Cambodia – Four Cambodian fishermen, kidnapped in 2012 by Somali pirates, are finally back in the arms of their loved ones. Their waking nightmare came to an end on Sunday night (30/10) when they touched down in Phnom Penh, before happy and emotional reunions with their families.
Their Omani-flagged fishing vessel was seized south of the Seychelles at the height of the region’s piracy crisis in March 2012, making the crew among the second longest-held hostages.
The ship was intentionally sunk in 2013, and the hostages were brought to the Somali mainland. Once ashore, they were moved to Galmudug state in central Somalia. They were held there for almost three years, in deplorable conditions and all have long-term health conditions as a result.

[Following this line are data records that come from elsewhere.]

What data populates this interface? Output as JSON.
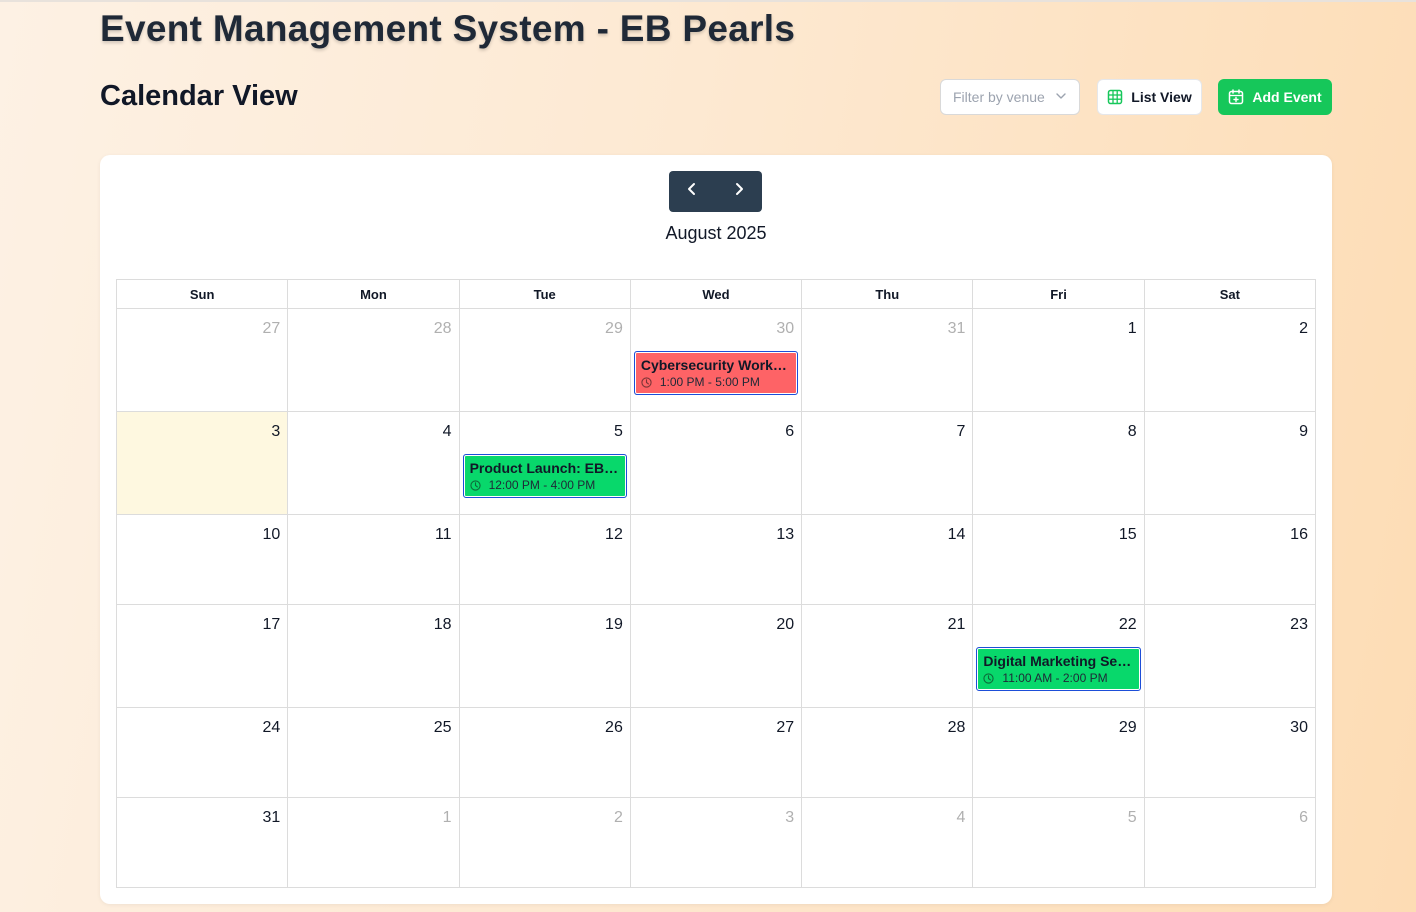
{
  "app_title": "Event Management System - EB Pearls",
  "page_title": "Calendar View",
  "toolbar": {
    "venue_filter_placeholder": "Filter by venue",
    "list_view_label": "List View",
    "add_event_label": "Add Event"
  },
  "colors": {
    "accent_green": "#16c75a",
    "event_green": "#08d86b",
    "event_red": "#fe6366",
    "nav_dark": "#2c3e50",
    "today_highlight": "#fef8e0"
  },
  "calendar": {
    "month_label": "August 2025",
    "weekdays": [
      "Sun",
      "Mon",
      "Tue",
      "Wed",
      "Thu",
      "Fri",
      "Sat"
    ],
    "today": "3",
    "weeks": [
      [
        {
          "day": "27",
          "other": true
        },
        {
          "day": "28",
          "other": true
        },
        {
          "day": "29",
          "other": true
        },
        {
          "day": "30",
          "other": true,
          "event": {
            "title": "Cybersecurity Worksh...",
            "time": "1:00 PM - 5:00 PM",
            "color": "#fe6366"
          }
        },
        {
          "day": "31",
          "other": true
        },
        {
          "day": "1",
          "other": false
        },
        {
          "day": "2",
          "other": false
        }
      ],
      [
        {
          "day": "3",
          "other": false,
          "today": true
        },
        {
          "day": "4",
          "other": false
        },
        {
          "day": "5",
          "other": false,
          "event": {
            "title": "Product Launch: EB Pe...",
            "time": "12:00 PM - 4:00 PM",
            "color": "#08d86b"
          }
        },
        {
          "day": "6",
          "other": false
        },
        {
          "day": "7",
          "other": false
        },
        {
          "day": "8",
          "other": false
        },
        {
          "day": "9",
          "other": false
        }
      ],
      [
        {
          "day": "10",
          "other": false
        },
        {
          "day": "11",
          "other": false
        },
        {
          "day": "12",
          "other": false
        },
        {
          "day": "13",
          "other": false
        },
        {
          "day": "14",
          "other": false
        },
        {
          "day": "15",
          "other": false
        },
        {
          "day": "16",
          "other": false
        }
      ],
      [
        {
          "day": "17",
          "other": false
        },
        {
          "day": "18",
          "other": false
        },
        {
          "day": "19",
          "other": false
        },
        {
          "day": "20",
          "other": false
        },
        {
          "day": "21",
          "other": false
        },
        {
          "day": "22",
          "other": false,
          "event": {
            "title": "Digital Marketing Sem...",
            "time": "11:00 AM - 2:00 PM",
            "color": "#08d86b"
          }
        },
        {
          "day": "23",
          "other": false
        }
      ],
      [
        {
          "day": "24",
          "other": false
        },
        {
          "day": "25",
          "other": false
        },
        {
          "day": "26",
          "other": false
        },
        {
          "day": "27",
          "other": false
        },
        {
          "day": "28",
          "other": false
        },
        {
          "day": "29",
          "other": false
        },
        {
          "day": "30",
          "other": false
        }
      ],
      [
        {
          "day": "31",
          "other": false
        },
        {
          "day": "1",
          "other": true
        },
        {
          "day": "2",
          "other": true
        },
        {
          "day": "3",
          "other": true
        },
        {
          "day": "4",
          "other": true
        },
        {
          "day": "5",
          "other": true
        },
        {
          "day": "6",
          "other": true
        }
      ]
    ]
  }
}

The exact circumstances surrounding their release are not being made public. IOM was asked to provide assistance on the return of the four, and provided airport reception, temporary accommodation in Phnom Penh, hygiene kits, medical checks and some treatment.
IOM also provided a liaison role between the fishermen and the Cambodian Anti-Human Trafficking police, and important counselling services to the families of the survivors before the long awaited and emotional reunion.
One survivor said “I could not wait to see my family again. The anticipation to see them was too much and I have not slept for days. I simply cannot believe I am home.” Likewise the families of the returnees have been without sleep since they heard the news of their return. One relative told IOM “to have them away for so long in such a dangerous situation, we cannot believe they are here. It is overwhelming, and we are so happy. It is hard to put it all into words.”
In keeping with IOM’s policy of confidentiality, the men cannot be identified.
“This is a phenomenal story of survival and resilience in the face of great hardship and danger,” said Leul Mekonnen, IOM Chief of Mission in Cambodia. “It is at the extreme end of the scale, but every person who leaves Cambodia in search of work through irregular channels is potentially exposed to risk. As the UN Migration agency, we are doing our best to provide people with information on safe ways to migrate, and to help them to reintegrate during their return.”
The four men were among the last group of hostages taken by Somali pirates. At the peak of Somalia’s piracy epidemic, more than 750 hostages were taken, of whom, only very small numbers were Cambodians.
For more on IOM’s work assisting the return and reintegration of slave fishermen see http://features.iom.int/stories/marked-men/.
For further information please contact Dr Leul Mekonnen, IOM Cambodia, Email: firstname.lastname@example.org or Joe Lowry, Senior Media Officer and Asia-Pacific Spokesperson, Tel: +66 2 343 9430, Email: email@example.com